When I was in kindergarten I told Ms. Honea that I wanted to be famous. When she asked me why, I told her that I was tired of people pronouncing my name wrong. I always thought I was a little young to already be tired of things. At age 10, I considered marriage off-limits because I didn’t want to condemn someone else to my fate. At age 15, I got really into Germany and history and my heritage. At age 20, I broke up with a girl who misspelled my name in a love note. At age 25, I’m considering pen names to make the life of my readers easier. Names, I’m discovering, are a touchy subject.
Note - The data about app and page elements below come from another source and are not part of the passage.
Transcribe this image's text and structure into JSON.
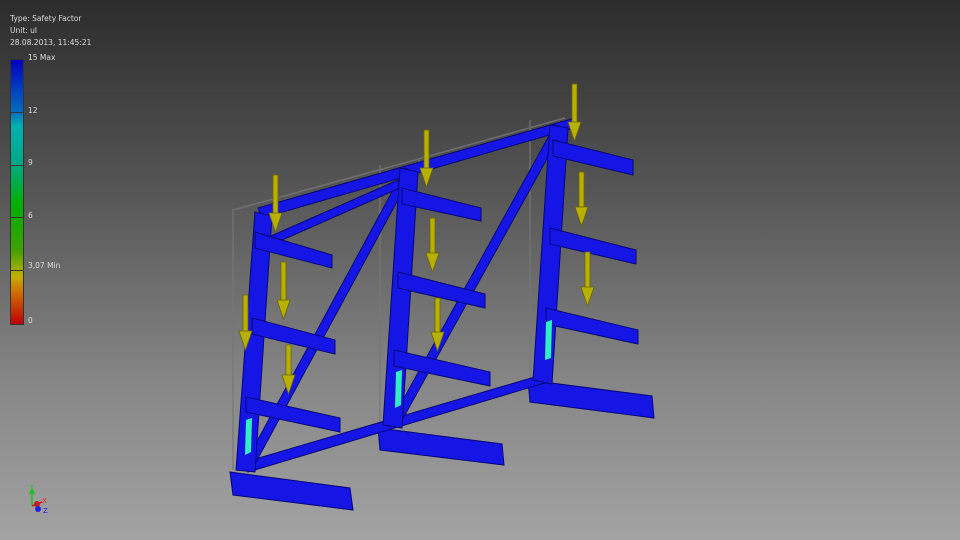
{
  "header": {
    "type": "Type: Safety Factor",
    "unit": "Unit: ul",
    "timestamp": "28.08.2013, 11:45:21"
  },
  "legend": {
    "labels": [
      "15 Max",
      "12",
      "9",
      "6",
      "3,07 Min",
      "0"
    ],
    "max": 15,
    "min": 0,
    "min_value": 3.07,
    "colors": [
      "#0000c0",
      "#00b0b0",
      "#00b000",
      "#c0b000",
      "#c00000"
    ]
  },
  "triad": {
    "x": "X",
    "y": "Y",
    "z": "Z"
  },
  "colors": {
    "structure": "#1515e6",
    "load_arrow": "#b8b000",
    "hotspot": "#30f0c0"
  }
}
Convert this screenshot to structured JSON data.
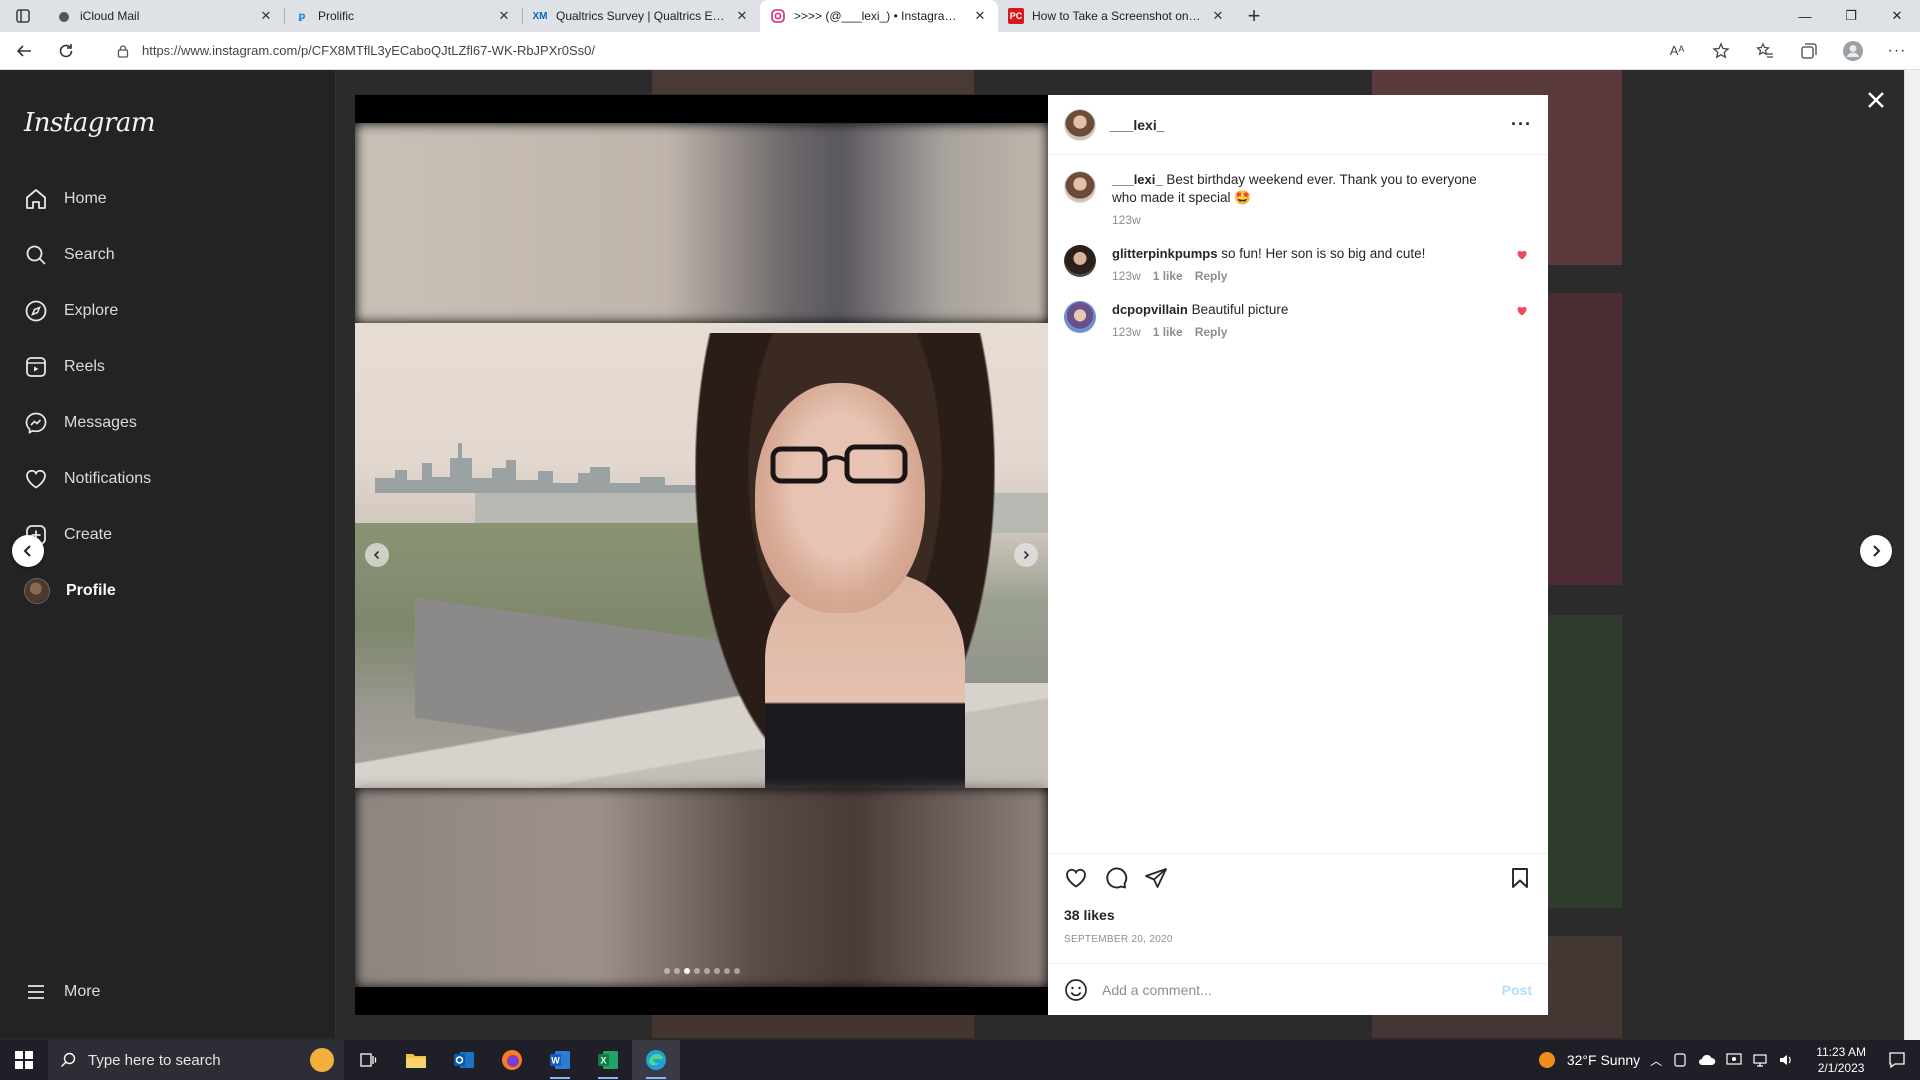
{
  "browser": {
    "tabs": [
      {
        "title": "iCloud Mail",
        "favicon": "apple-icon",
        "active": false
      },
      {
        "title": "Prolific",
        "favicon": "prolific-icon",
        "active": false
      },
      {
        "title": "Qualtrics Survey | Qualtrics Exper",
        "favicon": "qualtrics-icon",
        "favicon_text": "XM",
        "active": false
      },
      {
        "title": ">>>> (@___lexi_) • Instagram p",
        "favicon": "instagram-icon",
        "active": true
      },
      {
        "title": "How to Take a Screenshot on An",
        "favicon": "pcmag-icon",
        "favicon_text": "PC",
        "active": false
      }
    ],
    "url": "https://www.instagram.com/p/CFX8MTflL3yECaboQJtLZfl67-WK-RbJPXr0Ss0/"
  },
  "sidebar": {
    "logo": "Instagram",
    "items": [
      {
        "label": "Home",
        "icon": "home-icon"
      },
      {
        "label": "Search",
        "icon": "search-icon"
      },
      {
        "label": "Explore",
        "icon": "compass-icon"
      },
      {
        "label": "Reels",
        "icon": "reels-icon"
      },
      {
        "label": "Messages",
        "icon": "messenger-icon"
      },
      {
        "label": "Notifications",
        "icon": "heart-icon"
      },
      {
        "label": "Create",
        "icon": "plus-square-icon"
      },
      {
        "label": "Profile",
        "icon": "avatar"
      }
    ],
    "more": "More"
  },
  "post": {
    "username": "___lexi_",
    "caption": "Best birthday weekend ever. Thank you to everyone who made it special 🤩",
    "caption_time": "123w",
    "carousel": {
      "count": 8,
      "current": 3
    },
    "comments": [
      {
        "username": "glitterpinkpumps",
        "text": "so fun! Her son is so big and cute!",
        "time": "123w",
        "likes": "1 like",
        "reply": "Reply",
        "liked": true
      },
      {
        "username": "dcpopvillain",
        "text": "Beautiful picture",
        "time": "123w",
        "likes": "1 like",
        "reply": "Reply",
        "liked": true
      }
    ],
    "likes": "38 likes",
    "date": "SEPTEMBER 20, 2020",
    "comment_placeholder": "Add a comment...",
    "post_label": "Post"
  },
  "taskbar": {
    "search_placeholder": "Type here to search",
    "weather": "32°F  Sunny",
    "time": "11:23 AM",
    "date": "2/1/2023"
  },
  "colors": {
    "accent": "#0095f6",
    "like_red": "#ed4956",
    "post_disabled": "#b2dffc"
  }
}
So now that I’m a teacher, I take names seriously. I scan my roster, practice each name, and beg kids to correct me if I get it wrong. Sometimes, I’ll get students like Anijah or Bekweh or Mamadou… And I’ll say their name wrong. Looking at their faces is like looking in a mirror and I know that pained expression on their face is a practiced one. Sometimes they tell me its okay or that they don’t care how I say it and I put my foot down. Confuscius said that the beginning of wisdom is calling things by their right names… and even though you can measure what I know in teaspoons, I’m still trying to get a little smarter each year.